It is an acronym for Geographic Information System. A special kind of information system distinguished by its use of spatially referenced data. GIS can also be defined as a computer based information system with the following components:
- Data input – manual digitization or scanning.
- Data management – data storage, updating, retrieval, backup, exchange and archiving
- Data manipulation, analysis and modeling.
- Data and information output and dissemination.
It was developed in the late 1960’s primarily as an environmental application and currently it acts as a Decision Support System (tool) with wide applications e.g. Land Management, Disaster Response, Business Development, Farm management, Pest/Disease tracking, Crop monitoring, Yield prediction and Soil analysis.
Information has always been the cornerstone of effective decisions. Spatial information is particularly complex as it requires two descriptors—Where is what. For thousands of years the link between the two descriptors has been the traditional, manually drafted map involving pens, rub-on shading, rulers, planimeters, dot grids, and acetate sheets. Its historical use was for navigation through unfamiliar terrain and seas, emphasizing the accurate location of physical features.
Many people may be having the question ‘why GIS?’ the reason why GIS is applied almost in almost all fields today is because maps unlock many of the answers deep inside a database enabling one to discover data richness, they are ideal because of the spatial component making it a critical tool for analysis, also a Map is a powerful language as it presents Information in a table vis a vis a map, and it also provide wider applications e.g. 3D Mapping or Visualization.
There many changes that have taken place in the processing environment one of them being the forms of display. It is now beyond the historical 2D planimetric paper map. Today, one is able to display spatial information on a 3D view of the terrain.

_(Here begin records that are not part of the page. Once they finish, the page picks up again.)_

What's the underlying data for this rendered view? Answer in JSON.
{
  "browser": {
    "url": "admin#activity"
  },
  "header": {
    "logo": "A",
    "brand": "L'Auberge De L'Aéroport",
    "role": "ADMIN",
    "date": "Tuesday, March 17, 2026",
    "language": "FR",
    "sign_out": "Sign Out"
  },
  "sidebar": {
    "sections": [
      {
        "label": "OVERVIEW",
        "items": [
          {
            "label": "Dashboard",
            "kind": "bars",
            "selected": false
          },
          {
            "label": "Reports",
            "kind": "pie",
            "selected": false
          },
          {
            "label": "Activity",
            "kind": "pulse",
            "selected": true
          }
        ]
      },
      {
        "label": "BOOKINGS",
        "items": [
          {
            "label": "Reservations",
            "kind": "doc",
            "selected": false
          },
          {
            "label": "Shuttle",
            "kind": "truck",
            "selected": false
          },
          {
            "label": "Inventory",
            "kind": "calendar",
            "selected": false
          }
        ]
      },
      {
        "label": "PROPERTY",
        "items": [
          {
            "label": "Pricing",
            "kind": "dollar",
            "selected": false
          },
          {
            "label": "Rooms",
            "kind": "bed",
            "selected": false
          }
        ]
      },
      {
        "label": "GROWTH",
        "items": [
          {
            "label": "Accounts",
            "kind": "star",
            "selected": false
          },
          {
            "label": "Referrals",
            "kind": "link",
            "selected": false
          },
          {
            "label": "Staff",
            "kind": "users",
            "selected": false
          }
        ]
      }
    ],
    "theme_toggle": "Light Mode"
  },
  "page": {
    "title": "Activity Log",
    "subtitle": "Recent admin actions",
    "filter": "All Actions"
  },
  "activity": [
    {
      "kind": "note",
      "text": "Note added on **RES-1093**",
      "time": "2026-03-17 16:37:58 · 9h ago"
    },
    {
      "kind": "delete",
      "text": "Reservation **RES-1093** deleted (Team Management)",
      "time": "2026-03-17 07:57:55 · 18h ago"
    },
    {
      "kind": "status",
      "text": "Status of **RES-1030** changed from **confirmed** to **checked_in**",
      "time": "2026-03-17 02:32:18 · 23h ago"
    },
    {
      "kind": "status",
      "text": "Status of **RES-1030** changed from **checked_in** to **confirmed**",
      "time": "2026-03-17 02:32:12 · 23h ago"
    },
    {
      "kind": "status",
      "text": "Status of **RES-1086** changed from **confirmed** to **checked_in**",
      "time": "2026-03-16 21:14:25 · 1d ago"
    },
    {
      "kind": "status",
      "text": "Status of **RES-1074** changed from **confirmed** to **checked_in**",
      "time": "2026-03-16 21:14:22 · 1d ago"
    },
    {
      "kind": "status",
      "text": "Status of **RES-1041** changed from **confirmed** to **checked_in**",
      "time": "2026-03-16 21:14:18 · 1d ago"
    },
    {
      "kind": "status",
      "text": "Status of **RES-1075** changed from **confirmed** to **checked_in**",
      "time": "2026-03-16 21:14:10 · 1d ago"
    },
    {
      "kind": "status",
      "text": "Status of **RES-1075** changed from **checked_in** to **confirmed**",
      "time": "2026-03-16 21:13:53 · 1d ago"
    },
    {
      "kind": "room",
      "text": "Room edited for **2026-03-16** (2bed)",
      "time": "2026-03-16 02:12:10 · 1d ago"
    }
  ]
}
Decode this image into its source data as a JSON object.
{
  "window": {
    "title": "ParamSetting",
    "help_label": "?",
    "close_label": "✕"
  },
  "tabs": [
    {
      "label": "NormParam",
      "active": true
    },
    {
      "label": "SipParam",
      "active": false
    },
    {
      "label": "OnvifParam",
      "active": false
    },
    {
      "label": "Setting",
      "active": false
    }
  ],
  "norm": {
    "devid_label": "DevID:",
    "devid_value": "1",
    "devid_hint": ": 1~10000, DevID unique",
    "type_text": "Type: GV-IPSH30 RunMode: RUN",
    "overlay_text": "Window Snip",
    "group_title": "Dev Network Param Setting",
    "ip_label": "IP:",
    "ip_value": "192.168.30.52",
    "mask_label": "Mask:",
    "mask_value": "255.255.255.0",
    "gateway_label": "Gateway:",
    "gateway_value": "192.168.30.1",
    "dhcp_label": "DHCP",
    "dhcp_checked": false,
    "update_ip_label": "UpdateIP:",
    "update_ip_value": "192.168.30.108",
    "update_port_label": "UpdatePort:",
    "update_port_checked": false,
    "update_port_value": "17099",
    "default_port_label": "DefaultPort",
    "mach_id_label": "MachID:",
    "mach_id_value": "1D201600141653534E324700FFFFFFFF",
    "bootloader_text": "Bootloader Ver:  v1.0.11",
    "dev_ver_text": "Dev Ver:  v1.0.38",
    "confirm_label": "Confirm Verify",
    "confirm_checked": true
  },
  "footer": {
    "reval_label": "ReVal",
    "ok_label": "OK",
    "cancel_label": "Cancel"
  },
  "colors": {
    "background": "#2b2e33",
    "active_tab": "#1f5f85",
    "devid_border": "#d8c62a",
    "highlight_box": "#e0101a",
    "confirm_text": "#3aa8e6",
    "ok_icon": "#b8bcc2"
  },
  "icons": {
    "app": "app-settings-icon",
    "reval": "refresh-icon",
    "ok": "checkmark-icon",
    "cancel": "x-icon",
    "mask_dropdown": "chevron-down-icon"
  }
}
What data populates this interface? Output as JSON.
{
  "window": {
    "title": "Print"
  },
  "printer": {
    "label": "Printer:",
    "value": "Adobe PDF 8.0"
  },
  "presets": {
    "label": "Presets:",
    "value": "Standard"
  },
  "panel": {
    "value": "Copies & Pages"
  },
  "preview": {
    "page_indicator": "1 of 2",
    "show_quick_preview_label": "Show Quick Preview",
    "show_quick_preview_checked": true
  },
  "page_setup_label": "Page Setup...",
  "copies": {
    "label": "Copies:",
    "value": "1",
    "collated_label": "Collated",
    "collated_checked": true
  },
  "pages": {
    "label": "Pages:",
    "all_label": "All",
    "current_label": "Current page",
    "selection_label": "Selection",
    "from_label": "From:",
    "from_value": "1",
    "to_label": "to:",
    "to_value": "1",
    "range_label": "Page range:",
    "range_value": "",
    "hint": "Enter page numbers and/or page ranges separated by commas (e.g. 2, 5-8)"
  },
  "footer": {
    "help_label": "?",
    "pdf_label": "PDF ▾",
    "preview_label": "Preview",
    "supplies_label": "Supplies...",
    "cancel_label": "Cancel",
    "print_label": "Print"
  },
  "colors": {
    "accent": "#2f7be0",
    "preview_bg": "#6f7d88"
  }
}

Virtual reality can transform the information from polygons to rendered objects of trees, lakes and buildings for near photographic realism. Immersive imaging enables the user to interactively pan and zoom in all directions within a display. Analysis of mapped data has become an important part of understanding and managing geographic space. This new perspective marks a turning point in the use of maps from one emphasizing physical description of geographic space, to one of interpreting mapped data, combining map layers and finally, to spatially characterizing and communicating complex spatial relationships. This movement from “where is what” (descriptive) to “so what and why” (prescriptive) has set the stage for entirely new geospatial concepts and tools.
The importance of Geographic Information Systems (GIS) can hardly be overemphasized in today’s academic and professional arena. More professionals and academics have been using GIS than ever – urban & regional planners, civil engineers, geographers, spatial economists, sociologists, environmental scientists, criminal justice professionals, political scientists, and alike.
GIS has proved to have ability to solve many problems affecting the humanity today and therefore there is need for it to be taught in institutions in
All departments not only in Geospatial fields. This will help our country to solve issues such as insecurity, famine, flooding and urban planning to avoid congestion .It will also help in improving the economy of our country through its application in tourism management and identification of location of businesses where maximum profit can be made.
By Winny Cherono,
Fourth Year, Geospatial Engineering